If the council allocated a smaller figure, the project - included as an unfunded item in the plan - would flounder for another year and little progress would be made.
Trust chairwoman Irene Mosley said the council needed to make the most of the ''huge'' amount of goodwill from the community and volunteers and ''green light'' the project now.
If the council waited, it would become more difficult to raise funds and the ''high-calibre'' people who had donated their time to the project would become frustrated.
''You have got to act while there is a passion out there,'' Ms Mosley said.
Responding to a question from Cr Richard Thomson about how the trust came up with the $7.5 million figure for the amount the community could raise for the project, Ms Mosley said it was provided by consultant Compton Fundraising.
''It's a carefully worked out science.''
Based on her experience raising funds for other community projects, she believed it could reach that figure.
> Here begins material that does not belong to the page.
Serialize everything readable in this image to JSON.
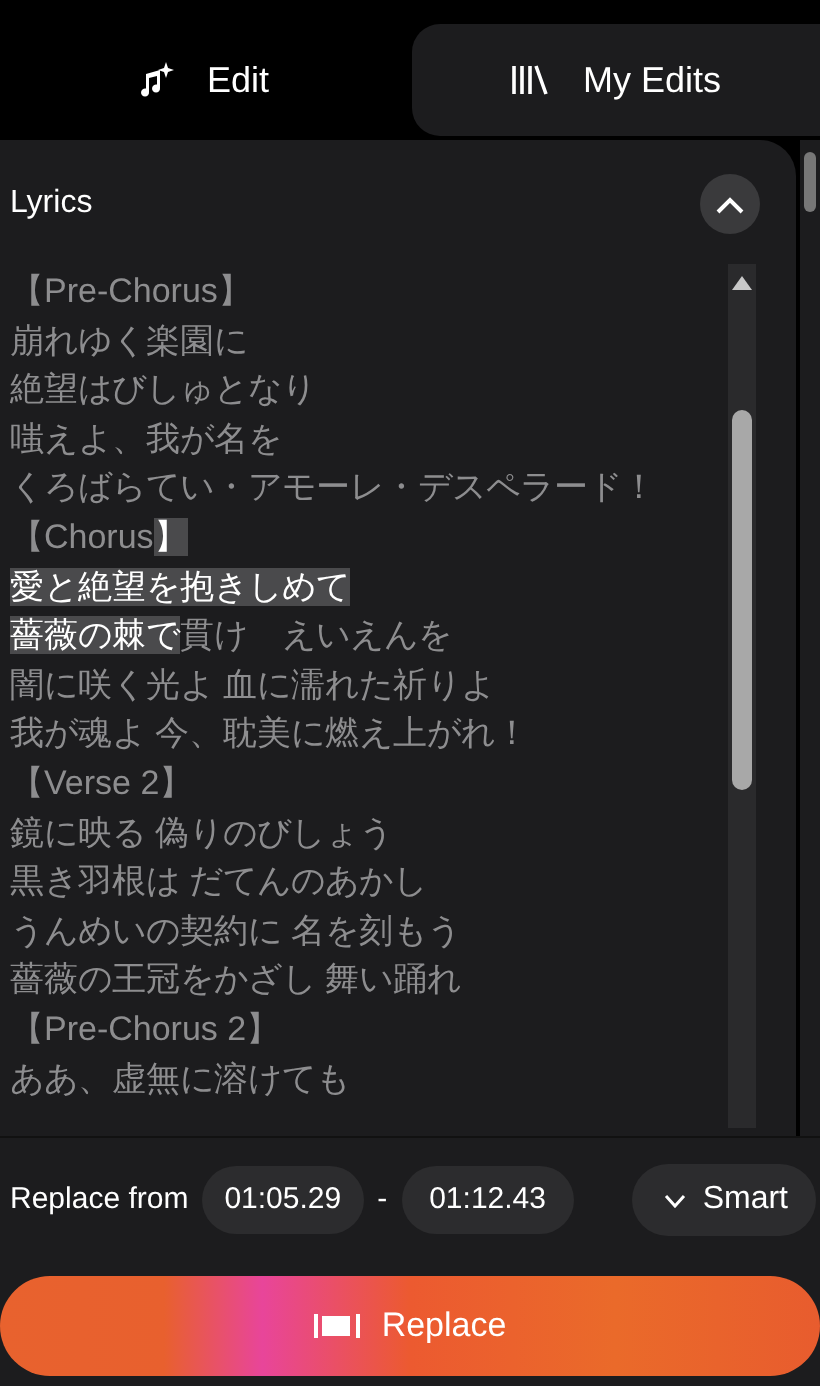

''I have more proof that we can raise it than the naysayers have that we can't.''
Cr Lee Vandervis was one of a number of councillors to indicate the council's financial position meant it faced a difficult choice whether to fund the pool complex or other projects.
''A lot of people don't seem to realise that depending on how you look at it, it's either a $200 million hole in the DCC coffers or a $600 million hole.''
He asked the trust why the pool should be funded over the South Dunedin community complex, which would serve more people.
Trust and Mosgiel-Taieri Community Board member Martin Dillon replied, saying: ''That's why you're up front. That's your decision.''
Other submitters, including trust members and speakers from the community board, argued against having fewer than four pools - saying a four-pool complex, which included a hydrotherapy pool and a leisure pool, would be able to meet the needs of Mosgiel's different demographic groups.
Sport Otago chief executive John Brimble said it supported a new Mosgiel aquatic facility.
A new pool complex would provide increased access to the successful ''swim to survive'' programme aimed at improving swim safety among Dunedin's children.
''We are now at the point where that programme is constrained by the lack of water space that we have here in the city.''
However, Sport Otago and Sport New Zealand believed, based on population trends, there was only a need for a two-pool complex, not a four-pool one.